Factors influencing the efficiency and efficacy of Kenya's constituency development fund : a case study of Sabatia constituency

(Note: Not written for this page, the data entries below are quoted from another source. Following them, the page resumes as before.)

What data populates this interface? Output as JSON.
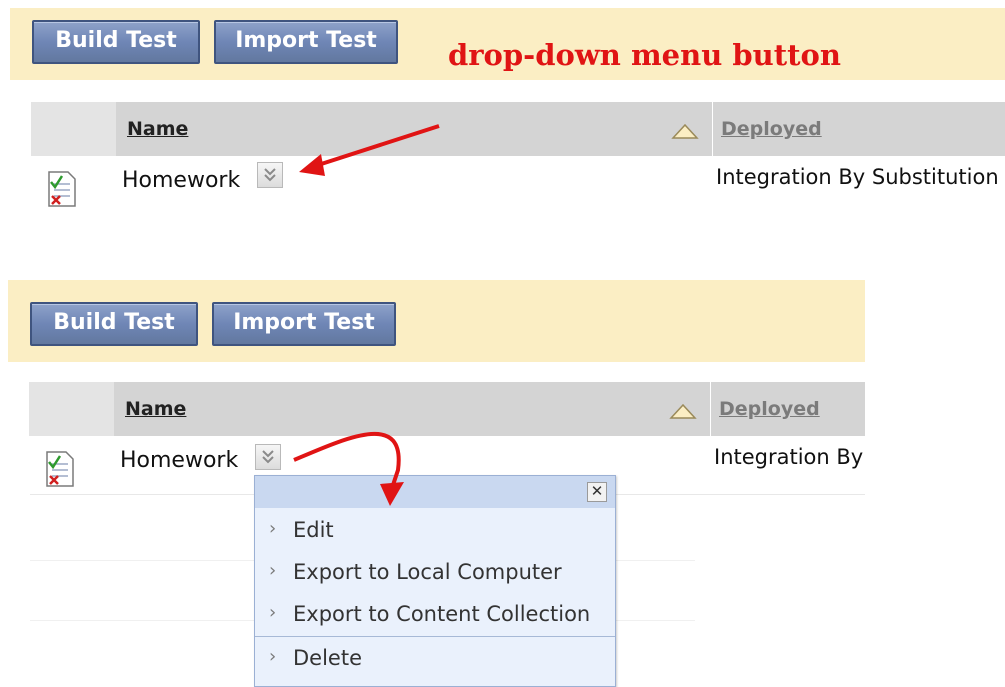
{
  "annotation": {
    "text": "drop-down menu button"
  },
  "toolbar": {
    "build_test_label": "Build Test",
    "import_test_label": "Import Test"
  },
  "table": {
    "columns": {
      "name": "Name",
      "deployed": "Deployed"
    },
    "rows": [
      {
        "name": "Homework",
        "deployed_full": "Integration By Substitution",
        "deployed_truncated": "Integration By"
      }
    ]
  },
  "dropdown_menu": {
    "items": [
      "Edit",
      "Export to Local Computer",
      "Export to Content Collection",
      "Delete"
    ]
  },
  "colors": {
    "annotation_red": "#e01414",
    "toolbar_bg": "#fbeec4",
    "button_blue": "#6f86b6",
    "menu_bg": "#eaf1fc",
    "menu_header": "#c9d8f0"
  },
  "icons": [
    "test-file-icon",
    "chevron-down-icon",
    "sort-ascending-icon",
    "close-icon",
    "chevron-right-icon",
    "red-arrow"
  ]
}
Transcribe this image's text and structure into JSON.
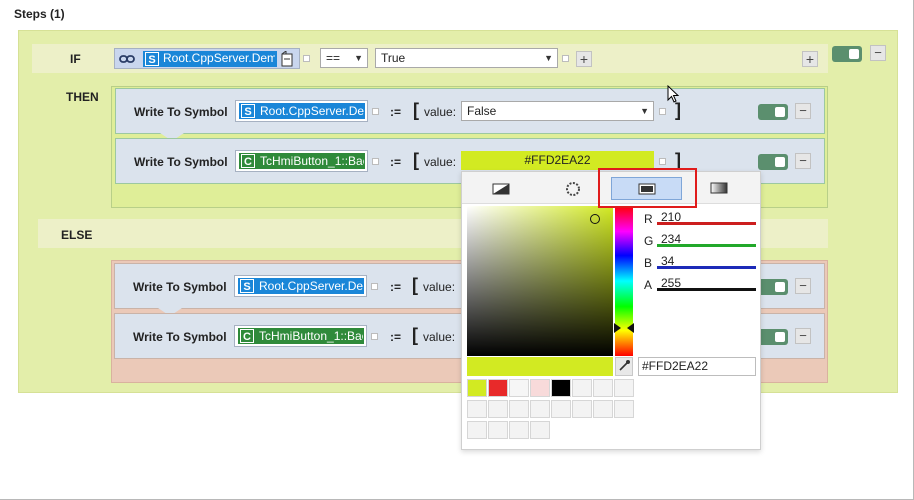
{
  "steps": {
    "title": "Steps (1)"
  },
  "if_row": {
    "label": "IF",
    "symbol_badge": "S",
    "symbol_text": "Root.CppServer.Demo",
    "operator": "==",
    "value": "True"
  },
  "then_label": "THEN",
  "else_label": "ELSE",
  "then_actions": [
    {
      "label": "Write To Symbol",
      "badge": "S",
      "symbol": "Root.CppServer.Der",
      "assign": ":=",
      "value_label": "value:",
      "value": "False"
    },
    {
      "label": "Write To Symbol",
      "badge": "C",
      "symbol": "TcHmiButton_1::Bac",
      "assign": ":=",
      "value_label": "value:",
      "value": "#FFD2EA22"
    }
  ],
  "else_actions": [
    {
      "label": "Write To Symbol",
      "badge": "S",
      "symbol": "Root.CppServer.Der",
      "assign": ":=",
      "value_label": "value:"
    },
    {
      "label": "Write To Symbol",
      "badge": "C",
      "symbol": "TcHmiButton_1::Bac",
      "assign": ":=",
      "value_label": "value:"
    }
  ],
  "color_picker": {
    "tabs": [
      "no-color",
      "radial-gradient",
      "solid-color",
      "linear-gradient"
    ],
    "active_tab": "solid-color",
    "channels": [
      {
        "name": "R",
        "value": "210"
      },
      {
        "name": "G",
        "value": "234"
      },
      {
        "name": "B",
        "value": "34"
      },
      {
        "name": "A",
        "value": "255"
      }
    ],
    "hex_value": "#FFD2EA22",
    "current_color": "#d2ea22",
    "swatch_colors": [
      "#d2ea22",
      "#e82a2a",
      "#f6f6f6",
      "#f8dada",
      "#000000",
      "#f3f3f3",
      "#f3f3f3",
      "#f3f3f3"
    ]
  },
  "colors": {
    "panel_bg": "#e3eeaa",
    "else_bg": "#ebc9b8",
    "toggle_on": "#5b8f6e",
    "symbol_blue": "#1a86d8",
    "symbol_green": "#2f8a3a",
    "highlight_red": "#e01b1b"
  }
}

Kenya's Constituency Development Fund (CDF) is one of the ingenious innovations of the National Rainbow Coalition (NARC) Government of Kenya. Unlike other development funds that filter from the central government through larger and more layers of administrative organs and bureaucracies, funds under this program go directly to local levels and thus provide people at the grassroots the opportunity to make expenditure decisions that maximize their welfare consistent with the theoretical predictions of decentralization theory. Increasingly, however concerns about the utilization of funds under this program are emerging. Most of the concerns revolve around issues of allocative efficiency. My research aimed at establishing constituency characteristics that impact on the efficiency and efficacy of CDF and also the utilization of the funds to ensure that the program achieves its full potential. My research observed that CDF could have negative outcomes because of fiscal illusion and reduced local fiscal effort. The research also found out some political economy aspects associated with this program. The study used both primary and secondary sources of data. The school and church heads, contractors' and members of the management committee of Sabatia CDF were consulted as the source of primary data. The secondary data was obtained from written reports about CDF use in Kenya and other development reports. The study used Cluster random sampling to obtain the sample population from the target population. The study was conducted through survey research design and was concerned with the efficient use of CDF in Sabatia constituency. The survey research design generally entailed the use of sample populations to analyze and discover occurrences of events. In data analysis the study used the measures of central tendency (mean, mode and median), measures of dispersion (Standard deviation) and variation coefficient. The findings of the study, it was hoped, will be useful as a benchmark for establishing whether funds are well managed when decentralized to local levels or by the central Government. This was to be used as a guideline for future allocation of CDF and further establishment of decentralized or devolution of resources.